I knew I should have been drinking more water, but I didn't want to slow down my family with frequent bathroom breaks. After all, I was finally over the nausea of my first trimester and enjoying the exuberance of the second trimester when I went to Disneyland for the first time. And in the second day of mouse ears, log rides, and amusement park fare, I began experiencing frequent contractions. I knew they must be Braxton-Hicks—and therefore normal—but the pains wouldn't go away unless I lay down.
For the rest of my vacation I was flat on my back in a hotel room with the Greatest Place on Earth just next door. When I returned home, my OB-GYN explained that my contractions were likely due to dehydration. Taking better care of myself and drinking more could have saved my vacation.
Drinking an adequate amount of water is especially important when you're pregnant. From your increased blood supply to the baby's amniotic fluid, water is essential to you and your baby.
Bodies and Water

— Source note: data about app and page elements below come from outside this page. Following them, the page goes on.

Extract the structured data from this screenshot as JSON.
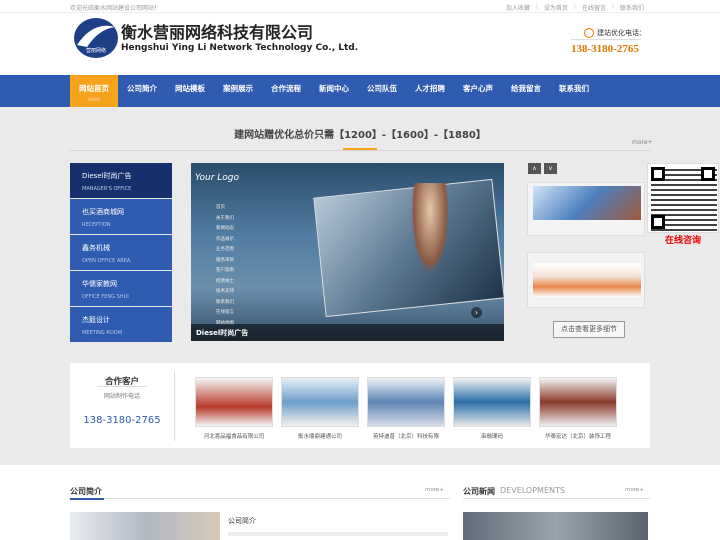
{
  "topbar": {
    "welcome": "欢迎光临衡水网站建设公司网站！",
    "links": [
      "加入收藏",
      "设为首页",
      "在线留言",
      "联系我们"
    ]
  },
  "header": {
    "company_cn": "衡水营丽网络科技有限公司",
    "company_en": "Hengshui Ying Li Network Technology Co., Ltd.",
    "hotline_label": "建站优化电话：",
    "hotline_phone": "138-3180-2765"
  },
  "nav": {
    "items": [
      {
        "label": "网站首页",
        "sub": "HOME",
        "active": true
      },
      {
        "label": "公司简介"
      },
      {
        "label": "网站模板"
      },
      {
        "label": "案例展示"
      },
      {
        "label": "合作流程"
      },
      {
        "label": "新闻中心"
      },
      {
        "label": "公司队伍"
      },
      {
        "label": "人才招聘"
      },
      {
        "label": "客户心声"
      },
      {
        "label": "给我留言"
      },
      {
        "label": "联系我们"
      }
    ]
  },
  "banner": {
    "slogan": "建网站赠优化总价只需【1200】-【1600】-【1880】",
    "more": "more+"
  },
  "leftmenu": [
    {
      "title": "Diesel时尚广告",
      "sub": "MANAGER'S OFFICE"
    },
    {
      "title": "也买酒商城网",
      "sub": "RECEPTION"
    },
    {
      "title": "鑫务机械",
      "sub": "OPEN OFFICE AREA"
    },
    {
      "title": "华儒家教网",
      "sub": "OFFICE FENG SHUI"
    },
    {
      "title": "杰毅设计",
      "sub": "MEETING ROOM"
    }
  ],
  "feature": {
    "logo_text": "Your Logo",
    "caption": "Diesel时尚广告",
    "menu_lines": [
      "首页",
      "关于我们",
      "新闻动态",
      "作品展示",
      "业务范围",
      "服务项目",
      "客户案例",
      "招贤纳士",
      "技术支持",
      "联系我们",
      "在线留言",
      "网站地图"
    ]
  },
  "rpanel": {
    "prev": "∧",
    "next": "∨",
    "more_button": "点击查看更多细节",
    "qr_label": "在线咨询"
  },
  "partners": {
    "title": "合作客户",
    "subtitle": "网站制作电话",
    "phone": "138-3180-2765",
    "items": [
      {
        "caption": "河北喜品福食品有限公司"
      },
      {
        "caption": "衡水顺鼎建通公司"
      },
      {
        "caption": "英特迪普（北京）科技有限"
      },
      {
        "caption": "串融珊码"
      },
      {
        "caption": "华泰宏达（北京）装饰工程"
      }
    ]
  },
  "bottom": {
    "left_title": "公司简介",
    "left_more": "more+",
    "left_heading": "公司简介",
    "right_title": "公司新闻",
    "right_en": "DEVELOPMENTS",
    "right_more": "more+"
  }
}
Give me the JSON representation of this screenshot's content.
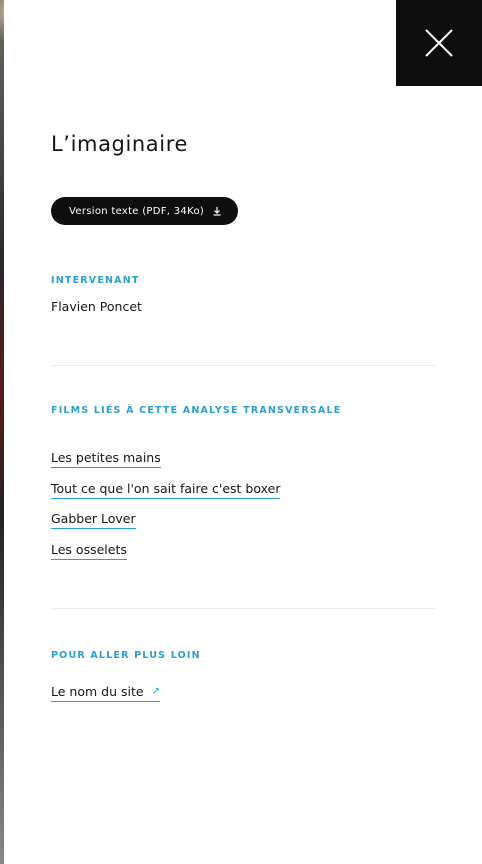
{
  "panel": {
    "title": "L’imaginaire",
    "pdf_button": {
      "label": "Version texte (PDF, 34Ko)",
      "icon": "download-icon"
    },
    "close_icon": "close-icon"
  },
  "intervenant": {
    "heading": "INTERVENANT",
    "name": "Flavien Poncet"
  },
  "films": {
    "heading": "FILMS LIÉS À CETTE ANALYSE TRANSVERSALE",
    "items": [
      {
        "label": "Les petites mains"
      },
      {
        "label": "Tout ce que l'on sait faire c'est boxer"
      },
      {
        "label": "Gabber Lover"
      },
      {
        "label": "Les osselets"
      }
    ]
  },
  "further": {
    "heading": "POUR ALLER PLUS LOIN",
    "link_label": "Le nom du site",
    "link_icon": "external-link-icon"
  },
  "colors": {
    "accent": "#2a9fd0",
    "dark": "#0e0e0e",
    "text": "#161616"
  }
}
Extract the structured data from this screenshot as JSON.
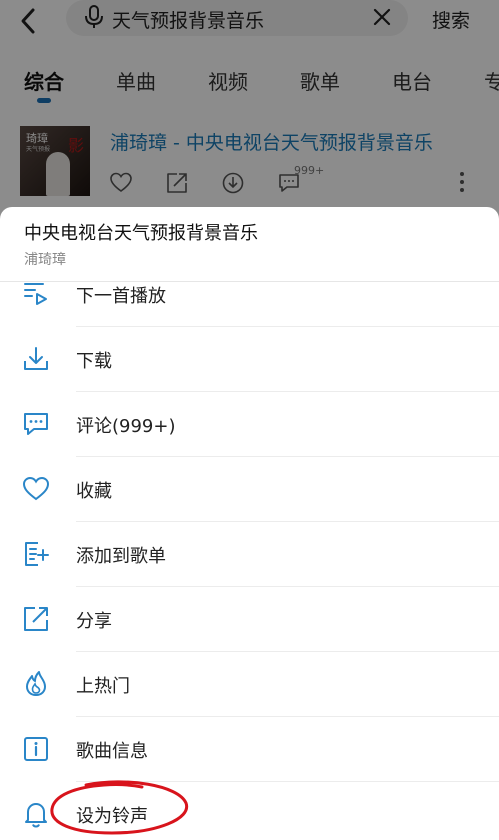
{
  "search": {
    "query": "天气预报背景音乐",
    "submit_label": "搜索"
  },
  "tabs": [
    {
      "label": "综合",
      "active": true
    },
    {
      "label": "单曲"
    },
    {
      "label": "视频"
    },
    {
      "label": "歌单"
    },
    {
      "label": "电台"
    },
    {
      "label": "专"
    }
  ],
  "result": {
    "title": "浦琦璋 - 中央电视台天气预报背景音乐",
    "comment_count": "999+",
    "cover": {
      "name": "琦璋",
      "subtitle": "天气预报"
    }
  },
  "sheet": {
    "title": "中央电视台天气预报背景音乐",
    "artist": "浦琦璋",
    "items": [
      {
        "label": "下一首播放",
        "icon": "play-next-icon"
      },
      {
        "label": "下载",
        "icon": "download-icon"
      },
      {
        "label": "评论(999+)",
        "icon": "comment-icon"
      },
      {
        "label": "收藏",
        "icon": "heart-icon"
      },
      {
        "label": "添加到歌单",
        "icon": "add-to-playlist-icon"
      },
      {
        "label": "分享",
        "icon": "share-icon"
      },
      {
        "label": "上热门",
        "icon": "flame-icon"
      },
      {
        "label": "歌曲信息",
        "icon": "info-icon"
      },
      {
        "label": "设为铃声",
        "icon": "bell-icon"
      }
    ]
  },
  "colors": {
    "accent": "#1a7ab8",
    "icon": "#2a86c8",
    "annotation": "#d8141c"
  }
}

Water plays an important role in a variety of body functions. It helps nutrients reach your cells, aids in digestion, removes toxins from your body, even regulates your body temperature—water is not only necessary but vital. In fact, 55 to 65 percent of your body weight is from water, according to Dr. Joel Fuhrman, MD, a family physician specializing in nutritional medicine.

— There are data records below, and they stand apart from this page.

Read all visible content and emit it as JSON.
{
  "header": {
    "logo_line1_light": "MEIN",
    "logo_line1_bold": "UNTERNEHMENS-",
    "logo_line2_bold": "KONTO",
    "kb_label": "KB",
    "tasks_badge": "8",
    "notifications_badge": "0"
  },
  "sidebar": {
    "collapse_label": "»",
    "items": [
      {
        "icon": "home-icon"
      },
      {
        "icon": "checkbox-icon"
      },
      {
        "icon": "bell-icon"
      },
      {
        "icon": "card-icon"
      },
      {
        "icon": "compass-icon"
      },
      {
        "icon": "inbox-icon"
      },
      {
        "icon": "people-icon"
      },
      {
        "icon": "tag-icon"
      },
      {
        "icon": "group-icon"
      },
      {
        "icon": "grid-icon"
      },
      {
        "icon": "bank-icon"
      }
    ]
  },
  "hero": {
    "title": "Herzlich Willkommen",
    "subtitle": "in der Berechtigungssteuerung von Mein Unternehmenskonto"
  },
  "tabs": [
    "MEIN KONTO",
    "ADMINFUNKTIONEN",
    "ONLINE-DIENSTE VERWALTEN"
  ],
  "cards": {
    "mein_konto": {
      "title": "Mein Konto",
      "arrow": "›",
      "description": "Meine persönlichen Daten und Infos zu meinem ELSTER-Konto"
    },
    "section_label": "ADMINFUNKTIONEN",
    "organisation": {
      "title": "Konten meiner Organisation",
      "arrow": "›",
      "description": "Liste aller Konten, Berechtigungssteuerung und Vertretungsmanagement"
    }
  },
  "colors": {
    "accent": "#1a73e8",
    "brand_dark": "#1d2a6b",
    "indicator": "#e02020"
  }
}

Doctors recommend that during pregnancy you drink eight eight- to 12-ounce glasses of water a day. Dr. Fuhrman points out that "80 ounces of water is an appropriate goal to strive for, but [if you eat a healthy diet] 40 ounces of water will be sufficient because you will be getting lots of water from high-water content produce such as fruits, vegetable soups, and stews." Dr. Furhman points out that the American diet can be sodium-heavy and suggests focusing on water-rich foods to reach your recommended daily dose of H2O.
Water in Pregnancy
"Typically, your body is composed of about five liters of water," says Dr. Mira Aubuchon, MD, an assistant professor in the Department of Obstetrics and Gynecology at the University of Cincinnati College of Medicine. "During your pregnancy that typically goes up to at least six liters. Most of the increase is from blood volume—blood is composed mostly of water."
Increased blood volume carries nutrients to your developing baby and then whisks waste out. Your body will naturally retain more fluid to adequately supply your blood—and as your baby grows, to replenish amniotic fluid, explains Dr. Aubuchon. And according to Pregnancy, Childbirth, and the Newborn: The Complete Guide, by Penny Simkin, "Toward the end of the pregnancy, your baby is immersed in about one quart of amniotic fluid, which is replaced every three hours."